As the vice president of the Pennsylvania Bar Association, Lopez will be the first Latina president of the association. She founded the Triquetra Law Firm in Lancaster, Pennsylvania, in 2006. Lopez represents workers and victims of discrimination and civil rights laws. Born in Mexico City, she spent her preschool years in Mexico and Uraguay, South America before moving to the United States where her father became a naturalized citizen. A Widener University School of Law graduate, she began working at the local legal services office, now known as MidPenn Legal Services in her first year of law school.

What career path would you have pursued if you weren’t a lawyer?

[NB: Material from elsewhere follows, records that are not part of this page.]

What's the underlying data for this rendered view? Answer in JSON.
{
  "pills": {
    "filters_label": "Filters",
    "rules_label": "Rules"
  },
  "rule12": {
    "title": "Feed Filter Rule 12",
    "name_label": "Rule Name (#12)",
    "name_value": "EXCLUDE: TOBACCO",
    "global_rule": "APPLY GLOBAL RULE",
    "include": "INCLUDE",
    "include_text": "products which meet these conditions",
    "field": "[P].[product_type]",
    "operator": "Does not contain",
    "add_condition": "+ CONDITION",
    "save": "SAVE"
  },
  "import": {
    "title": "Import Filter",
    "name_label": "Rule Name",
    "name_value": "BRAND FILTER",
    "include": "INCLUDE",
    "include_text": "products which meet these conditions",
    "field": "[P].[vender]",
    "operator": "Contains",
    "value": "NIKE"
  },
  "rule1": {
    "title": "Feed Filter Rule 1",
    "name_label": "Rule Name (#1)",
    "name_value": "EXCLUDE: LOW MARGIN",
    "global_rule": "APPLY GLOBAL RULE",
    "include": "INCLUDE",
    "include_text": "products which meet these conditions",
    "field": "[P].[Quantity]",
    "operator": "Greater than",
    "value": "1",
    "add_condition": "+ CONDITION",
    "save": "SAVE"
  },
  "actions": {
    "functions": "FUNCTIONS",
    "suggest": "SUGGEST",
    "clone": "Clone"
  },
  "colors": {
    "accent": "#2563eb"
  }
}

I would have been a social worker. I studied sociology and Spanish in college and almost immediately started working in social services when I graduated. I loved empowering underprivileged people but I quickly became frustrated with the lack of resources to achieve empowerment. I knew then that I would need to return to school to gain skills to improve the lives of others in my community.

Name a mentor or someone you admire.

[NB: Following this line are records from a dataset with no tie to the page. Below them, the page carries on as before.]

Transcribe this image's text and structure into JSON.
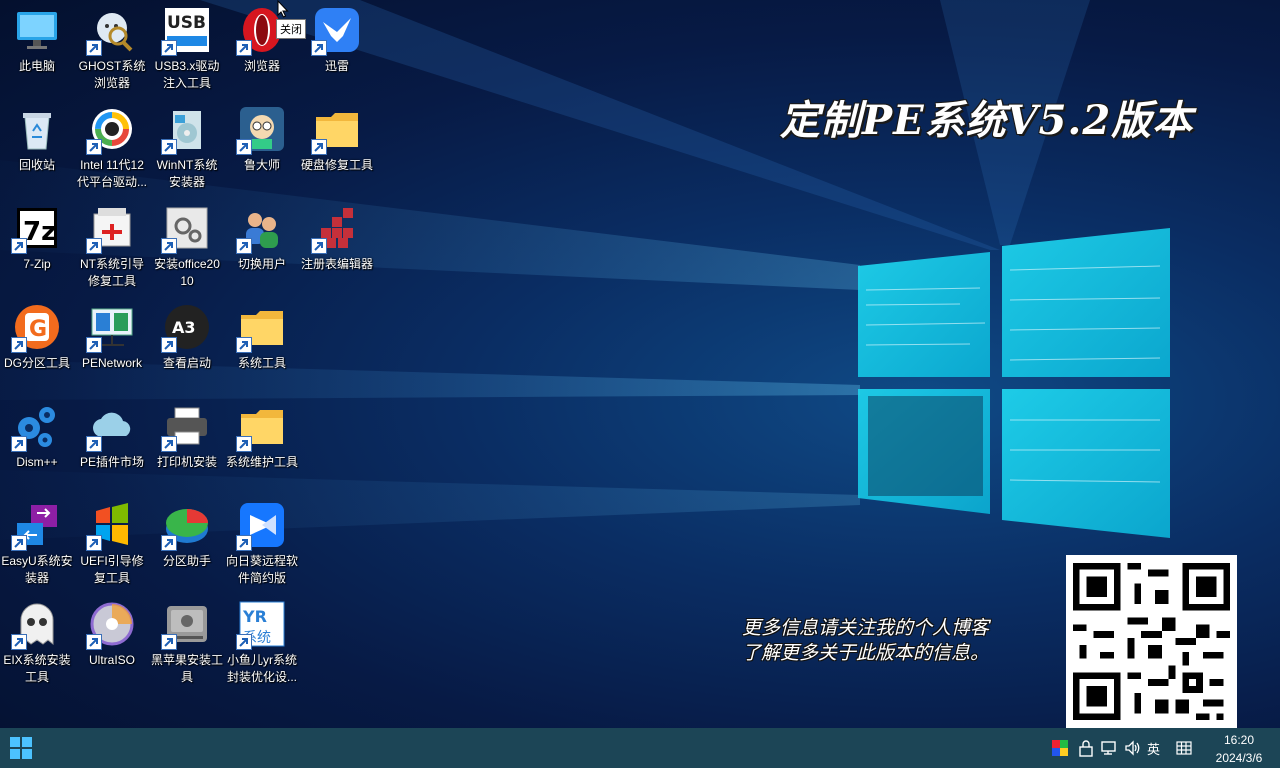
{
  "wallpaper": {
    "title": "定制PE系统V5.2版本",
    "blog_line1": "更多信息请关注我的个人博客",
    "blog_line2": "了解更多关于此版本的信息。"
  },
  "tooltip": "关闭",
  "desktop_icons": [
    {
      "label": "此电脑",
      "icon": "monitor-icon"
    },
    {
      "label": "GHOST系统浏览器",
      "icon": "ghost-explorer-icon"
    },
    {
      "label": "USB3.x驱动注入工具",
      "icon": "usb3-icon"
    },
    {
      "label": "浏览器",
      "icon": "opera-icon"
    },
    {
      "label": "迅雷",
      "icon": "thunder-icon"
    },
    {
      "label": "回收站",
      "icon": "recycle-bin-icon"
    },
    {
      "label": "Intel 11代12代平台驱动...",
      "icon": "intel-driver-icon"
    },
    {
      "label": "WinNT系统安装器",
      "icon": "winnt-setup-icon"
    },
    {
      "label": "鲁大师",
      "icon": "ludashi-icon"
    },
    {
      "label": "硬盘修复工具",
      "icon": "folder-icon"
    },
    {
      "label": "7-Zip",
      "icon": "7zip-icon"
    },
    {
      "label": "NT系统引导修复工具",
      "icon": "boot-repair-icon"
    },
    {
      "label": "安装office2010",
      "icon": "office-setup-icon"
    },
    {
      "label": "切换用户",
      "icon": "switch-user-icon"
    },
    {
      "label": "注册表编辑器",
      "icon": "regedit-icon"
    },
    {
      "label": "DG分区工具",
      "icon": "diskgenius-icon"
    },
    {
      "label": "PENetwork",
      "icon": "penetwork-icon"
    },
    {
      "label": "查看启动",
      "icon": "bootice-icon"
    },
    {
      "label": "系统工具",
      "icon": "folder-icon"
    },
    {
      "label": "Dism++",
      "icon": "dism-icon"
    },
    {
      "label": "PE插件市场",
      "icon": "cloud-icon"
    },
    {
      "label": "打印机安装",
      "icon": "printer-icon"
    },
    {
      "label": "系统维护工具",
      "icon": "folder-icon"
    },
    {
      "label": "EasyU系统安装器",
      "icon": "easyu-icon"
    },
    {
      "label": "UEFI引导修复工具",
      "icon": "uefi-repair-icon"
    },
    {
      "label": "分区助手",
      "icon": "partition-assistant-icon"
    },
    {
      "label": "向日葵远程软件简约版",
      "icon": "sunlogin-icon"
    },
    {
      "label": "EIX系统安装工具",
      "icon": "eix-ghost-icon"
    },
    {
      "label": "UltraISO",
      "icon": "ultraiso-icon"
    },
    {
      "label": "黑苹果安装工具",
      "icon": "hackintosh-icon"
    },
    {
      "label": "小鱼儿yr系统封装优化设...",
      "icon": "yr-system-icon"
    }
  ],
  "taskbar": {
    "ime_label": "英",
    "time": "16:20",
    "date": "2024/3/6",
    "accent": "#1c4556"
  }
}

I have many mentors and sponsors, both in the legal profession and outside the legal profession.

Mary Clinton is one of my non-legal mentors. She was the first woman supervisor for a local municipality. She was one of the first female appraisers in Pennsylvania. She was a member of the Lancaster County Commission on Women. Although we did not share the same political party affiliation I learned the art of compromise and the importance of parliamentary procedure from her.

Michael Goldberg is a legal mentor of mine. He taught me that working for excellence had to incorporate truly understanding your client’s goals and being sensitive to the many permutations and limitations the poor people and survivors of domestic violence deal with when overcoming barriers to achieve those goal. 

My aspirational legal mentor is Charles Hamilton Houston, the Dean of Howard Law School, mentor to Justice Thurgood Marshall, and architect to Brown v. Board of Education.  He said a lawyer who is not a social engineer is a parasite on society. I strive to be a perceptive, sensitive highly skilled attorney that works to improve the lives of the underprivileged in my community.

What is the best advice you ever got?

As a lawyer, the best advice I received is from Michael Goldberg, “It’s your client who wins and loses the case.  You are their advocate.”

As a mother the best advice I received was from Kahil Gibran’s poem, “The Prophet, On Children.”

“Your children are not your children … although they come through you, they belong not to you … you can strive to be like them, but you cannot make them just like you.”

In 50 words or less, what does the legal profession need to do to improve opportunities for women lawyers.

We need to advance the three following objectives: 1) promote more women as role models for leadership opportunities; 2) identify potential stars in our law offices, bar associations and political offices and sponsor them; and 3) assess organizations and associations we are members of for transparency and pathways to leadership and invest in those that promote women as leaders.

What’s the one piece of advice would you give someone when dealing with a crisis?

Return to our systems that work!

It is the small things that are done consistently that matter so when you are in a crisis, stop, breathe and return to you systems and change one thing at a time and only if it truly requires change. After all, you’ve come this far successfully so your systems work.  •